It is not very unreasonable that the rich should contribute to the public expense, not only in proportion to their revenue, but something more than in that proportion.
"Wealth of Nations," Book V, Chapter II, Part II, Article I, pg.911
A better analogy would be if the transmission was slipping. You can still go forward, but not as efficiently as you could if the transmission was fixed.
Given that, you would be hard pressed to define what could be considered "critical" and what isn't just based on initial appearance. Tests and reporting are required, as well as observation. This all requires money.
People should not be able to opt out under those grounds, and frankly to assume they could is just arrogant. I think the health care legislation has its flaws, but if it's going to go into practice, then it should encompass everyone. People wanting to opt out mostly don't have medical experience and are doing it from a libertarian perspective; meanwhile they have no way of knowing what medical issues face them down the road.
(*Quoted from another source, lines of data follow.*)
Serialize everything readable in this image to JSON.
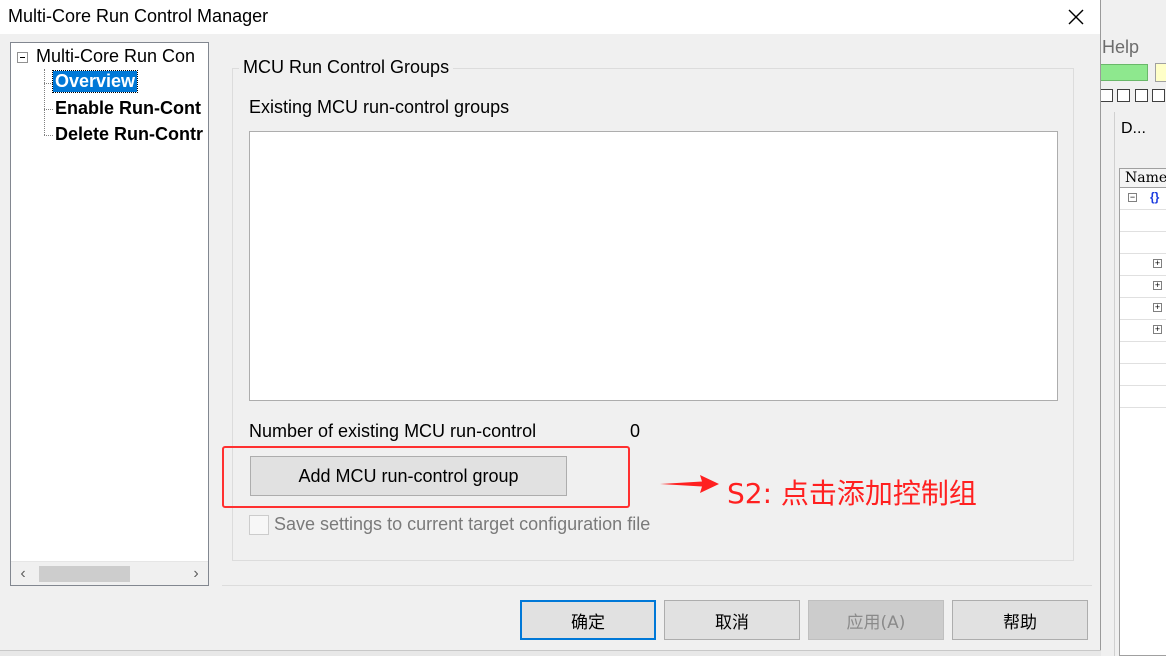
{
  "dialog": {
    "title": "Multi-Core Run Control Manager"
  },
  "tree": {
    "root": "Multi-Core Run Con",
    "items": [
      "Overview",
      "Enable Run-Cont",
      "Delete Run-Contr"
    ]
  },
  "main": {
    "groupbox_title": "MCU Run Control Groups",
    "list_label": "Existing MCU run-control groups",
    "groups": [],
    "count_label": "Number of existing MCU run-control",
    "count_value": "0",
    "add_button": "Add MCU run-control group",
    "save_checkbox_label": "Save settings to current target configuration file",
    "save_checked": false
  },
  "annotation": {
    "text": "S2: 点击添加控制组",
    "color": "#ff2020"
  },
  "footer": {
    "ok": "确定",
    "cancel": "取消",
    "apply": "应用(A)",
    "help": "帮助"
  },
  "background_app": {
    "menu_help": "Help",
    "panel_title": "D...",
    "list_header": "Name"
  },
  "colors": {
    "selection": "#0078d7",
    "annotation": "#ff2020"
  }
}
If you get critically injured, you will WANT care, regardless of what your position was beforehand. People without insurance now still get treated in such circumstances, but they can't pay their bills. This creates a burden on the entire system. That burden can only be plugged with mandated health care.
I see it as a three step process, and I didn't mention the third step:
1) state does not support compulsory healthcare - medicare and medicaid remain federal programs for recipients in that state.
2) state initially has compulsory healthcare - federal health funds for medicare and medicaid go to the state.
3) after a period of time (5 years?) for a compulsory healthcare state - taxes drop at the federal level and increase at the state level to pay for the replacement program to medicare and medicaid. Federal money stops.
You might argue that things might be 'better' if something were in place, but, as I suggested before, something that would make things better is a luxury, not a 'necessity'.